David Bordwell is Jacques Ledoux Professor of Film Studies and Hilldale Professor of Humanities at the University of Wisconsin-Madison. Among his books are Figures Traced in Light: On Cinematic Staging (California, 2004), Film History: An Introduction (with Kristin Thompson, 2002), Planet Hong Kong: Popular Cinema and the Art of Entertainment (2000), and On the History of Film Style (1997).

Review quote

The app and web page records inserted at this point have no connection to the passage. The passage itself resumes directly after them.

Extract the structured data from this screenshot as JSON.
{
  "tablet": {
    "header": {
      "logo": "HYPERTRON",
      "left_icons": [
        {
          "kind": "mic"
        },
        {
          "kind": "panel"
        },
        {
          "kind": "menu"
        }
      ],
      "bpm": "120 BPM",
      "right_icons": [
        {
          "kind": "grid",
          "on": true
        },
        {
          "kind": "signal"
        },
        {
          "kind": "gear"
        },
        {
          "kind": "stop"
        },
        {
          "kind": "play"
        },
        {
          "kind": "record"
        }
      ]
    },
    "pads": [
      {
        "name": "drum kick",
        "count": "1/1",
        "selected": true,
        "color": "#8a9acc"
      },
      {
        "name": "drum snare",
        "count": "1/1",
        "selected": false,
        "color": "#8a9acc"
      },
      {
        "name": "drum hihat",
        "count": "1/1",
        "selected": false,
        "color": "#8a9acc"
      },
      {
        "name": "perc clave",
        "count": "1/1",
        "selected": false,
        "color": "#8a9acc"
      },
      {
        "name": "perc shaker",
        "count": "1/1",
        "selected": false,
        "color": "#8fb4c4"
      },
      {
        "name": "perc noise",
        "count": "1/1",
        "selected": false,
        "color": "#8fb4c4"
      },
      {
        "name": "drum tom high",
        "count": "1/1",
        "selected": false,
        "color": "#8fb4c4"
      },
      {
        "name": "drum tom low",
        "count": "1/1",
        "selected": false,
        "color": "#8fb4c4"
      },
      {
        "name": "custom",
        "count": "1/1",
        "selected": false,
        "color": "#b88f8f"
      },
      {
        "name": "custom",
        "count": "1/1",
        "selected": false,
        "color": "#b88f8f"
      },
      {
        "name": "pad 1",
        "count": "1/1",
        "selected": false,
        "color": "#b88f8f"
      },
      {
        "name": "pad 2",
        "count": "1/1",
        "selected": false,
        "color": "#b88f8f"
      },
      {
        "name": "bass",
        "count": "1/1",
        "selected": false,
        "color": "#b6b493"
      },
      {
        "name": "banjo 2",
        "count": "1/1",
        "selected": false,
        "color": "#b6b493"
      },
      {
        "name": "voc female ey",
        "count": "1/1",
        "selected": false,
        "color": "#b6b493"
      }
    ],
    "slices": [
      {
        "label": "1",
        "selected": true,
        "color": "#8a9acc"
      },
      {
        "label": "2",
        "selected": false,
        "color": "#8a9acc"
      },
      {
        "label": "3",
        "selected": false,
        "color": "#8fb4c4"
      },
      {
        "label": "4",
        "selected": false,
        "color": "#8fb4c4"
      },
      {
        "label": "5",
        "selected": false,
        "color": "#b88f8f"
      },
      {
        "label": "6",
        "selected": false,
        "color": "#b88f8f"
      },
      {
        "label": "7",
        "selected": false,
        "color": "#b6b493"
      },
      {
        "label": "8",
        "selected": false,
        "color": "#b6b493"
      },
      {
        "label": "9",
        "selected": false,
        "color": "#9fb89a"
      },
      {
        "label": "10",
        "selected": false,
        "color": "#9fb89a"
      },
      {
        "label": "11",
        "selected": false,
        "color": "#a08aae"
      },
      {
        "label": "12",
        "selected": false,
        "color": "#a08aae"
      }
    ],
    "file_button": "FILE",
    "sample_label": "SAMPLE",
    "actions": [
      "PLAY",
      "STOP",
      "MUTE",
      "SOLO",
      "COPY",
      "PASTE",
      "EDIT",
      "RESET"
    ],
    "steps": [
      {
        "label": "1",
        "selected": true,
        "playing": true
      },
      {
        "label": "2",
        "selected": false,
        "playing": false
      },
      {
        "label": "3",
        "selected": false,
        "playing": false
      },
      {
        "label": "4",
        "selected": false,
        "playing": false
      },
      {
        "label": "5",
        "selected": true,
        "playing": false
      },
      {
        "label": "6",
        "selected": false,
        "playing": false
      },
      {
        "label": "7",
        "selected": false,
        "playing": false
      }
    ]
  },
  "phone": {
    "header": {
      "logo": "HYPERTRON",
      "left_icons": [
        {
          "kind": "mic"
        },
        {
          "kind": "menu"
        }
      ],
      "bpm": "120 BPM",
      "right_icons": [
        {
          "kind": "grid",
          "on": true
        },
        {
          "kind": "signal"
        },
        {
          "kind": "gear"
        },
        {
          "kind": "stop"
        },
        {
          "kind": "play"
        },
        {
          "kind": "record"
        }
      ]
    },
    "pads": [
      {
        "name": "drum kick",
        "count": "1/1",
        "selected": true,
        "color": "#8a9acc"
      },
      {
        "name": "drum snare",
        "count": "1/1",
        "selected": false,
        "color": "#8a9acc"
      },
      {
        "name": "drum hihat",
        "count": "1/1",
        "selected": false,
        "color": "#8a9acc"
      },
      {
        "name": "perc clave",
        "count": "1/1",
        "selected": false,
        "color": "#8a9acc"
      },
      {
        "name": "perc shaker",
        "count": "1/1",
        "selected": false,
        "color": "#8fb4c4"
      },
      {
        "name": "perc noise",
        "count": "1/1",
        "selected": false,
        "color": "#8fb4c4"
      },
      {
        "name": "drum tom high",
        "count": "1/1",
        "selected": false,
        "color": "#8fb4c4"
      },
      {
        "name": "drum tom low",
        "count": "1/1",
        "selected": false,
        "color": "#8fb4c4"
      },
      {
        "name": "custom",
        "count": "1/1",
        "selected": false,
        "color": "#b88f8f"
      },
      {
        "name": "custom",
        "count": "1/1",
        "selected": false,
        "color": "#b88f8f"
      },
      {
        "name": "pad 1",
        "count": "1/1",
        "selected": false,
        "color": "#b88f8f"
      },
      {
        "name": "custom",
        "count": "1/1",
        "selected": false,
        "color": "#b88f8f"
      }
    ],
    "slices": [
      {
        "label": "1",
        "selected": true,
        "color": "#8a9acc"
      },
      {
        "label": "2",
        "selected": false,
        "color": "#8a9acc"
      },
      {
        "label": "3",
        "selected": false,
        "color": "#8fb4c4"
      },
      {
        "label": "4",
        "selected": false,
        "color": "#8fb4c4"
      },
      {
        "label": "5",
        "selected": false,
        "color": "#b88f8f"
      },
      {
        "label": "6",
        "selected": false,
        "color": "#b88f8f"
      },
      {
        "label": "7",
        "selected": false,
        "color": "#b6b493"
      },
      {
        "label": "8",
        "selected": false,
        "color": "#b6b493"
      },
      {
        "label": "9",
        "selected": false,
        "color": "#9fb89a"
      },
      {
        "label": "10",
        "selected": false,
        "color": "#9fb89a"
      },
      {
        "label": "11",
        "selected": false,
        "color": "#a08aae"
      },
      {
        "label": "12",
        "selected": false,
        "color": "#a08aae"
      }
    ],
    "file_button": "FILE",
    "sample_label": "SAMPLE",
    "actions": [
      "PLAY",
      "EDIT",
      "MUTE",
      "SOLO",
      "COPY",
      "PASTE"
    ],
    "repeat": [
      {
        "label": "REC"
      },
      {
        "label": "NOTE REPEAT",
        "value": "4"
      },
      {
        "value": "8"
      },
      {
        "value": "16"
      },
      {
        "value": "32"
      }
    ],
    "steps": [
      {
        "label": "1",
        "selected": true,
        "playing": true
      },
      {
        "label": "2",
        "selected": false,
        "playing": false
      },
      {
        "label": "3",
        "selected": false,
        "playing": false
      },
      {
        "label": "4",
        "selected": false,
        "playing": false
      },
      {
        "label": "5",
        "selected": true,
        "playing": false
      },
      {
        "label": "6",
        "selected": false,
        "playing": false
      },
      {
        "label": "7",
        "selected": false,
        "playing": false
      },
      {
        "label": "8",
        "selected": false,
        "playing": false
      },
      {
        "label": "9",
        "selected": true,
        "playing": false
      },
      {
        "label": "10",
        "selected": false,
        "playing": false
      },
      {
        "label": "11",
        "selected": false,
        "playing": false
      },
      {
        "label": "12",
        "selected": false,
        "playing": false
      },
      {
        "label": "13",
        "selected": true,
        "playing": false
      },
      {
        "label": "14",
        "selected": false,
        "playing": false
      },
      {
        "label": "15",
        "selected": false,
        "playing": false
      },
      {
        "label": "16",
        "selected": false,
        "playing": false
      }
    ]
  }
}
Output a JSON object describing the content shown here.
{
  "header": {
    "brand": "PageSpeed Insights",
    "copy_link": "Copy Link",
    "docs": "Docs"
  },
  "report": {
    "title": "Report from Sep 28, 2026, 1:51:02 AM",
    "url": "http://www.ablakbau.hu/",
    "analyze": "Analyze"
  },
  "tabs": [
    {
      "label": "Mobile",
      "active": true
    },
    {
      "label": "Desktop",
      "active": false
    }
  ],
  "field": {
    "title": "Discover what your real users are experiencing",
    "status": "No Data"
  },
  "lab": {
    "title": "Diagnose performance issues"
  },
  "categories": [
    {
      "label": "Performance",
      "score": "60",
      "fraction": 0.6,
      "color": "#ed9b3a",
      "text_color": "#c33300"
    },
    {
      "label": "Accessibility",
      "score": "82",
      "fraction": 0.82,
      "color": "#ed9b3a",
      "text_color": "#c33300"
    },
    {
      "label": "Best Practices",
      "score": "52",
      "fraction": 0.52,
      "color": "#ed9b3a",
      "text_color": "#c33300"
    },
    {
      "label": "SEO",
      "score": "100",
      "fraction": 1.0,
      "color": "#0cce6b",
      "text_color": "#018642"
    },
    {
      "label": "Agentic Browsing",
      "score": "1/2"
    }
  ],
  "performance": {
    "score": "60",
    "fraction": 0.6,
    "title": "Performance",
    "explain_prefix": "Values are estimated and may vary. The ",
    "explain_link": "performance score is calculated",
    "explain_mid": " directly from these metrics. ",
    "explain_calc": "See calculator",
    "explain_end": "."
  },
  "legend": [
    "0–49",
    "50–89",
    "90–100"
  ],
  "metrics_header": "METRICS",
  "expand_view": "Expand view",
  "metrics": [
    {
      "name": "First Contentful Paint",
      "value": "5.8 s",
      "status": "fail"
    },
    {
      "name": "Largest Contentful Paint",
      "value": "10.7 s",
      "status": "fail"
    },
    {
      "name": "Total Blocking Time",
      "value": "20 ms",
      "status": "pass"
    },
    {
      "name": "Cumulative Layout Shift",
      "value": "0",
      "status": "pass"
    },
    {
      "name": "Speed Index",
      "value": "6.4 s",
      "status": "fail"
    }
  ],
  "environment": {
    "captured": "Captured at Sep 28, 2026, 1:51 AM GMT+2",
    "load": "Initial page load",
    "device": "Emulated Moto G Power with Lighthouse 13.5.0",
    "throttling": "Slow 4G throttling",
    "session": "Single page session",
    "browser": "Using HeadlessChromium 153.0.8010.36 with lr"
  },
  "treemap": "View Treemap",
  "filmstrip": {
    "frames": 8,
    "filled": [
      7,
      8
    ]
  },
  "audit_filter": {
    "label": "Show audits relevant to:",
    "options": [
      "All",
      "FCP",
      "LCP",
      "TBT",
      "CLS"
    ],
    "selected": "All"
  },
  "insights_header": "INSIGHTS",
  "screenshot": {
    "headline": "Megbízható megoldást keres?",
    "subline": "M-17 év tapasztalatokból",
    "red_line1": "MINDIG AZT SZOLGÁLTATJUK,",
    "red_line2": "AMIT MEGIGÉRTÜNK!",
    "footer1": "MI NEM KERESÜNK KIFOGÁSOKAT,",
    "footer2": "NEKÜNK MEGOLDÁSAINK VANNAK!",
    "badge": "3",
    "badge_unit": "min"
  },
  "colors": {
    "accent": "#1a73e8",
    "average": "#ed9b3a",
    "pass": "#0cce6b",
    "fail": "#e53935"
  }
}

"David Bordwell is our best writer on the cinema. He is deeply informed about films, he loves them, and he writes about them with a clarity and perception that makes the prose itself a joy to read. Because he sees movies so freshly and deeply he isn't deceived by the usual categories and finds excellence and experiment in unexpected places." - Roger Ebert "There is no shortage of scholarly literature on contemporary Hollywood, but none of it lives up to the standards set by Bordwell here. No one else has this range, depth, sophistication or authority. More remarkable still, Bordwell pulls this off with remarkable lightness of touch." - Murray Smith, University of Kent"

Back cover copy

"This book is simply first-rate and exhaustive in terms of its scholarship and research, and is well-written, insightful, accessible, and engaging. Bordwell throws a wrench into the ways that Hollywood cinema since the 1960s is frequently taught and theorized, presenting a complex but clear picture that will stand as one of the most important books on American film from the 1960s to the present."--John Caldwell, Professor of Film and Television, UCLA "In "The Way Hollywood Tells It, David Bordwell treats us to an analytic account and history of the craft of modern Hollywood filmmaking which is at once concise and detailed. There is no shortage of scholarly literature on contemporary Hollywood, but none of it lives up to the standards set by Bordwell here. No one else has this range, depth, sophistication or authority. More remarkable still, Bordwell pulls this off with remarkable lightness of touch."--Murray Smith, University of Kent

Table of contents

Acknowledgments Introduction: Beyond the Blockbuster part i: a real story 1. Continuing Tradition, by Any Means Necessary 2. Pushing the Premises 3. Subjective Stories and Network Narratives 4. A Certain Amount of Plot: Tentpoles, Locomotives, Blockbusters, Megapictures, and the Action Movie part ii: a stylish style 1. Intensified Continuity: Four Dimensions 2. Some Likely Sources 3. Style, Plain and Fancy 4. What's Missing? Appendix: A Hollywood Timeline, 1960 2004 Bradley Schauer and David Bordwell Notes Index